Imagine that the directors, far from caring about the company, owe their primary loyalty to the company's customers, who just want access to the company's products at low prices.
Imagine that the company's CEO is paid less than middle managers at comparably sized enterprises.
Imagine that the company's health is vital to the prosperity of the Pikes Peak region.
And finally, imagine that the company is locked in a life-or-death struggle to secure access to a vital raw material, without which the region simply will stop growing.
This is good ol' Colorado Springs Utilities, owned by the residents of Colorado Springs and governed by the City Council. And despite the company's overall competence and its success in providing all of us with reliable, relatively low-priced utility services, the company's in crisis. Its board is clueless and defensive, its CEO has just quit, and it's by no means certain that the company will be able to secure and deliver enough water to provide for the future needs of this city.
There are those of us who may think, that's fine. This city's growth -- disorderly, cancerous, unsustainable -- has to stop sooner or later, so why not now? Maybe we could become a model of conservation, sustainability and appropriate resource use. Maybe ... but probably not.
There's a saying among sailors: You sail in the wind that you have, not the wind that you had five minutes ago or the wind that you expect to have five minutes hence. In Colorado Springs, we have an economy that depends upon continued growth. Change needs to come slowly and incrementally, not suddenly and catastrophically.
If, because of the failure of CSU and our elected officials to bring new water to Colorado Springs, we have to adapt overnight to a new reality, it won't be pretty. Expect draconian water conservation measures, the loss of much of our urban forest, declining real estate values and economic stagnation for many years.
So what can we do to help? For one thing, insist that Council make the Southern Delivery System, and water, its No. 1 priority. Encourage members to spend more time with our partners/adversaries in Pueblo and the lower Arkansas Valley. Suggest that they spend time listening carefully to opponents of the project, like Pueblo Chieftain publisher Bob Rawlings.
And tell 'em to stop demonizing Rawlings and his allies. In a recent news release, CSU accused Rawlings of "crossing ethical lines" in his "campaign of misinformation and bullying tactics against Colorado Springs." And what was the "ethical line" that Rawlings crossed? He hired a water lawyer.
But most importantly, we need to insist that Council hire a supremely well-qualified person to succeed Utilities CEO Phil Tollefson. That means abandoning one of our most cherished misconceptions: that such a person will be available for 300 grand or so. Folks, if you believe that, you're smokin' crack. CSU is a billion-dollar outfit, and its boss has to be a superb manager, a canny politician well versed in Colorado water law, and a gracious diplomat able to both steer and defer to his dumbo board of directors.

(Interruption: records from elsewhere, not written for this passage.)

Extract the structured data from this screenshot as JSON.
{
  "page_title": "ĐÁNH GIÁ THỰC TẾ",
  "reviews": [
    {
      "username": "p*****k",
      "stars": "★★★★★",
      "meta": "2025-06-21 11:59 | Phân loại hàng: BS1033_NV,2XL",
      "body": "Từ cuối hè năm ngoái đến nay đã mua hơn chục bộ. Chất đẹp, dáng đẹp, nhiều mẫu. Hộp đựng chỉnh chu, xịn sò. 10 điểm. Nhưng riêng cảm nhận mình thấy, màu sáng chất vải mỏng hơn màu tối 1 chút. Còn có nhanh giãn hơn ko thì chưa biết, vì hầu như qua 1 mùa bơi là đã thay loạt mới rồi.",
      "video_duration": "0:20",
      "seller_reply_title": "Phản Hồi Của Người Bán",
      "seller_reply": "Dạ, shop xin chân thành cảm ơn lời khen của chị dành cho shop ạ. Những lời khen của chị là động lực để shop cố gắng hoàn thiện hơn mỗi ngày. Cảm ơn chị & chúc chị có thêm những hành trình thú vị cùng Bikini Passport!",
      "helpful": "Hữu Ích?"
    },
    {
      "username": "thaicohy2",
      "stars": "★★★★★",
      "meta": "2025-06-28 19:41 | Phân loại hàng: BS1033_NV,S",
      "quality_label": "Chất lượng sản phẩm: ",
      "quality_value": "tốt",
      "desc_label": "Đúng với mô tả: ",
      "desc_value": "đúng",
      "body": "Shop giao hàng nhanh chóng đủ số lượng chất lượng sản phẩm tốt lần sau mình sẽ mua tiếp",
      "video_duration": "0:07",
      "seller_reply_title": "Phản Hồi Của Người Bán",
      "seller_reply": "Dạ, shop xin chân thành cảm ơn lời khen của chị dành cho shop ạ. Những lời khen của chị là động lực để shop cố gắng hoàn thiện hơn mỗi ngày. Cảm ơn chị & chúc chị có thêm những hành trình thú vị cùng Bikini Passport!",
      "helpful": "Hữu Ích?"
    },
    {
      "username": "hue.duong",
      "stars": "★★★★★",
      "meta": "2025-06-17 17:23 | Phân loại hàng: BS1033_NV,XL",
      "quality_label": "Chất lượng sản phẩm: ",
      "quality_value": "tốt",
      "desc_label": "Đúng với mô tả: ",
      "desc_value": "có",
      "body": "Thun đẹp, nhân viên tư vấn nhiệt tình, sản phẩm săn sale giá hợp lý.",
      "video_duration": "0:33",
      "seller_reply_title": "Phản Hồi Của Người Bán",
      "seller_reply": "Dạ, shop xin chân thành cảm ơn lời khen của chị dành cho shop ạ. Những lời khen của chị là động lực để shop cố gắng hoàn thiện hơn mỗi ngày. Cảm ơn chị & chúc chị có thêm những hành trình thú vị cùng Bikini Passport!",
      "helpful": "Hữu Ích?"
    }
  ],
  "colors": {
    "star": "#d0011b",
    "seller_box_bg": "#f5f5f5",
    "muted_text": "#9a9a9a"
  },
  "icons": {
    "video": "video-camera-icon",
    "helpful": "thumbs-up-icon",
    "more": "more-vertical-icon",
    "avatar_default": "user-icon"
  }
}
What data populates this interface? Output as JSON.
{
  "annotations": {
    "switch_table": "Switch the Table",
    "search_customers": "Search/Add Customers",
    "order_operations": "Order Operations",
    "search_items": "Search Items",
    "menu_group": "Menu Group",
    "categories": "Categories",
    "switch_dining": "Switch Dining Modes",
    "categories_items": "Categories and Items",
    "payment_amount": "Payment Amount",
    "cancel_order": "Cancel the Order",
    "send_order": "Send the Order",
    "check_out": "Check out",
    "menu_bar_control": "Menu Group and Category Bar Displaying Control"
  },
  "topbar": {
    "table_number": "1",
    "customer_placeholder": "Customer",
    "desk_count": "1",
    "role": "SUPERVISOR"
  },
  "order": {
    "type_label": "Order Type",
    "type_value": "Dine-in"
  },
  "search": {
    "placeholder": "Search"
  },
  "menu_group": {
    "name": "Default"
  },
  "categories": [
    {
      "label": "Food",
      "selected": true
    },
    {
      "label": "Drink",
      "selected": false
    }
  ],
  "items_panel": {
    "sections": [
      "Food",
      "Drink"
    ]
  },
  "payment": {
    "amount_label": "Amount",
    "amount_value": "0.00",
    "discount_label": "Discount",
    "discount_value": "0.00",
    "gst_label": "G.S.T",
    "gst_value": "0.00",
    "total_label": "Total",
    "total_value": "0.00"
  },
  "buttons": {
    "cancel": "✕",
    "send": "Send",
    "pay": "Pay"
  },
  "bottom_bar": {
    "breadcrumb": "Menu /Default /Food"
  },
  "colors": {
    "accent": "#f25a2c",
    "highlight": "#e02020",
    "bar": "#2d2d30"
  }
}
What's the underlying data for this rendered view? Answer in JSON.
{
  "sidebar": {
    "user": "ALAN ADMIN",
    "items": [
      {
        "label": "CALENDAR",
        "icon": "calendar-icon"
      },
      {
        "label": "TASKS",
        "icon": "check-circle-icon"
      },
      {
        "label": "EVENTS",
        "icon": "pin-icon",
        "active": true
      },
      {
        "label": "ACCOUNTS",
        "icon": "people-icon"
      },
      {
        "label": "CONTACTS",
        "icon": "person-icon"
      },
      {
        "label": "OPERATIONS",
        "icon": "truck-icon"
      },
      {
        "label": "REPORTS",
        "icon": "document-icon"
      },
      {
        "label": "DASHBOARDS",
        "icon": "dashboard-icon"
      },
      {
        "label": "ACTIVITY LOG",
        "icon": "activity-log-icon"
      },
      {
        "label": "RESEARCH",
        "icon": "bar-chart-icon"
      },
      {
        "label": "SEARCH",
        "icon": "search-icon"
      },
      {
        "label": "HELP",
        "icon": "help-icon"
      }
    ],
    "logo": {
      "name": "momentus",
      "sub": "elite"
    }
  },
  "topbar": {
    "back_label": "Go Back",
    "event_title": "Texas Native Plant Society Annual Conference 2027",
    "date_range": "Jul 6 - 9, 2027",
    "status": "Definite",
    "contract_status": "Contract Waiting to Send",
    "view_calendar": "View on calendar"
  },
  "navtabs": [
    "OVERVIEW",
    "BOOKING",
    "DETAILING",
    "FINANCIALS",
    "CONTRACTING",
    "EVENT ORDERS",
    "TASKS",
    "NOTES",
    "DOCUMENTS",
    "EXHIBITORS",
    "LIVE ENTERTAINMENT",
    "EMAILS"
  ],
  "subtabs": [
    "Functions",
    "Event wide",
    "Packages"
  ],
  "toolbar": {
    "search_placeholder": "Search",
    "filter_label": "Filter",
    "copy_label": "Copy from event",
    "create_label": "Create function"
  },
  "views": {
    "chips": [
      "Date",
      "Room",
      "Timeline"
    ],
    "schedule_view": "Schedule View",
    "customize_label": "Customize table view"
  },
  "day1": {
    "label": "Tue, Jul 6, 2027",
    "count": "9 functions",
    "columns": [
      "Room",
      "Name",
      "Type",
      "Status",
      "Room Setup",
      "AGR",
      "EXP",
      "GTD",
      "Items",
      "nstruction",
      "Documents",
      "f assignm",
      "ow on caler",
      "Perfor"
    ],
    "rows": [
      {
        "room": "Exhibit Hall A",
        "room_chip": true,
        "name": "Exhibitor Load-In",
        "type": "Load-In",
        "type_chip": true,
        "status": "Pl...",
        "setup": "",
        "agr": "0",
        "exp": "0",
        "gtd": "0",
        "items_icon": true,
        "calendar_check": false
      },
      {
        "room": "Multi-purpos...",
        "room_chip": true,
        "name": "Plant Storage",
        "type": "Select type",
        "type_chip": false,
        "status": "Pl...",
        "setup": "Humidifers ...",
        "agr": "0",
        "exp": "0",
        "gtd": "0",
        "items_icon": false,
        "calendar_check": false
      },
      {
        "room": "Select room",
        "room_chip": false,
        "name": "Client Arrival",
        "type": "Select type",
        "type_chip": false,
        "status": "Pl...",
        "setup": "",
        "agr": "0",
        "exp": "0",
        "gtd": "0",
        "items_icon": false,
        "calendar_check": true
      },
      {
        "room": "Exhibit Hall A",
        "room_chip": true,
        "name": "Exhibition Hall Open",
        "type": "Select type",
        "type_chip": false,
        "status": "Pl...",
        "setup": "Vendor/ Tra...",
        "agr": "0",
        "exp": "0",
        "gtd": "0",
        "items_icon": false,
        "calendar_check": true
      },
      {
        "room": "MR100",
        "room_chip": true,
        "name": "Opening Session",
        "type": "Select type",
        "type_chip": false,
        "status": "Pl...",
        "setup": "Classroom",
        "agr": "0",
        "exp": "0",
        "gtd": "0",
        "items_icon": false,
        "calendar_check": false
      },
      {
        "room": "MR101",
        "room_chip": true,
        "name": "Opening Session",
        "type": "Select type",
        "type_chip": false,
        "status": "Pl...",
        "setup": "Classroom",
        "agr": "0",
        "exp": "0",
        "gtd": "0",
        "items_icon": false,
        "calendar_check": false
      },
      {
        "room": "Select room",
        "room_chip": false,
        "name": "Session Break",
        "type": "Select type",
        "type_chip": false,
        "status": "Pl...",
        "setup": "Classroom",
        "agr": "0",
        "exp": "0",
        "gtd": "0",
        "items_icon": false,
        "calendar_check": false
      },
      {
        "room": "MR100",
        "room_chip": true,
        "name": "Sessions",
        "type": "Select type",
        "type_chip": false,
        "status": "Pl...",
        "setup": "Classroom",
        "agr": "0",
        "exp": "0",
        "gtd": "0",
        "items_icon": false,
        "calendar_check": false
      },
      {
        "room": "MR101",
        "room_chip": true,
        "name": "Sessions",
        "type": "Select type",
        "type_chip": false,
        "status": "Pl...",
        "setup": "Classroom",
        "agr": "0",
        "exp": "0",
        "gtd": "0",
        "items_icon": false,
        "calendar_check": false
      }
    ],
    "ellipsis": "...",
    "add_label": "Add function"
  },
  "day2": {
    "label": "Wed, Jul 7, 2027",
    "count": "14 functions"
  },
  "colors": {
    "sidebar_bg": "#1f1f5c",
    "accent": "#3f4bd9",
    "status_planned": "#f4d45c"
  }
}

We need a superstar: a businessman/politician like Massachusetts Governor Mitt Romney, or Denver Mayor John Hickenlooper. They're not available, but if we want that level of competence, we'll have to pay a lot more than 300 Gs.
Will Council have the guts to pay the big bucks and take the political fallout? Doubtful. Old habits die hard, and in Colorado Springs, we've always done it on the cheap. But this time, the low-priced spread may not be good enough.
Meanwhile, there's something bizarrely comforting about New Life Church Pastor Ted Haggard's sort-of candidacy for Joel Hefley's seat in Congress. Just as New Life delivers religion far more effectively than traditional denominations (think Wal-Mart vs. Main Street), so too would Congressman Ted be a far more efficient advocate for his constituents than any other candidate. Haggard wouldn't be the tool of any special interest group -- he is the special interest group.
It's just businesslike politics -- cut out the middleman! And come to think of it, how 'bout Pastor Ted for that vacant Utilities CEO position?